| WHAT THE EXERCISE ASKS |
Give the records again exactly, with every character kept.

| RECORDS PROVIDED |
○ ○ ○ ○ ○
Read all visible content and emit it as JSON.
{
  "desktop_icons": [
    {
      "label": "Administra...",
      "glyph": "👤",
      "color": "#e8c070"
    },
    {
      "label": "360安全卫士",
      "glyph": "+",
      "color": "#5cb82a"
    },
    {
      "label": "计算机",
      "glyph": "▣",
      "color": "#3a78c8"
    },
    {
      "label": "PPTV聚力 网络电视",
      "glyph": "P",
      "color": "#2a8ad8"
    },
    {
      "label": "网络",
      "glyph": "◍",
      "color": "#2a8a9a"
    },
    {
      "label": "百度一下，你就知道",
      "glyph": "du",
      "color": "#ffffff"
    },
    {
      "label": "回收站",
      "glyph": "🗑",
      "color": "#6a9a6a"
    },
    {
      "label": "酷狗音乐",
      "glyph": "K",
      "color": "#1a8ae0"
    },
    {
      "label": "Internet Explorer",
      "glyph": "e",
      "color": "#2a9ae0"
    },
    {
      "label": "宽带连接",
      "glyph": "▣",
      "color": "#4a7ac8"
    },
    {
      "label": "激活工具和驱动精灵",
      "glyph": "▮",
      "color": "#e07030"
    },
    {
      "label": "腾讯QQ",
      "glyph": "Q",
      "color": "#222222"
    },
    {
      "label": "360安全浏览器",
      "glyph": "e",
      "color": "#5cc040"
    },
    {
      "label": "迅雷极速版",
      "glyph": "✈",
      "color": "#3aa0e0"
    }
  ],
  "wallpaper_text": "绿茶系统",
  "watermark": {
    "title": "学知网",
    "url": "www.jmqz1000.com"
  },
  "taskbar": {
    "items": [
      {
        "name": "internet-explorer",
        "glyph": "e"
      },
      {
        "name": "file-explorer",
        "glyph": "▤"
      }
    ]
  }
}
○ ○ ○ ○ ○
| RESPONSE BOX |
Read all visible content and emit it as JSON.
{
  "desktop_icons": [
    {
      "label": "Administra...",
      "glyph": "👤",
      "color": "#e8c070"
    },
    {
      "label": "360安全卫士",
      "glyph": "+",
      "color": "#5cb82a"
    },
    {
      "label": "计算机",
      "glyph": "▣",
      "color": "#3a78c8"
    },
    {
      "label": "PPTV聚力 网络电视",
      "glyph": "P",
      "color": "#2a8ad8"
    },
    {
      "label": "网络",
      "glyph": "◍",
      "color": "#2a8a9a"
    },
    {
      "label": "百度一下，你就知道",
      "glyph": "du",
      "color": "#ffffff"
    },
    {
      "label": "回收站",
      "glyph": "🗑",
      "color": "#6a9a6a"
    },
    {
      "label": "酷狗音乐",
      "glyph": "K",
      "color": "#1a8ae0"
    },
    {
      "label": "Internet Explorer",
      "glyph": "e",
      "color": "#2a9ae0"
    },
    {
      "label": "宽带连接",
      "glyph": "▣",
      "color": "#4a7ac8"
    },
    {
      "label": "激活工具和驱动精灵",
      "glyph": "▮",
      "color": "#e07030"
    },
    {
      "label": "腾讯QQ",
      "glyph": "Q",
      "color": "#222222"
    },
    {
      "label": "360安全浏览器",
      "glyph": "e",
      "color": "#5cc040"
    },
    {
      "label": "迅雷极速版",
      "glyph": "✈",
      "color": "#3aa0e0"
    }
  ],
  "wallpaper_text": "绿茶系统",
  "watermark": {
    "title": "学知网",
    "url": "www.jmqz1000.com"
  },
  "taskbar": {
    "items": [
      {
        "name": "internet-explorer",
        "glyph": "e"
      },
      {
        "name": "file-explorer",
        "glyph": "▤"
      }
    ]
  }
}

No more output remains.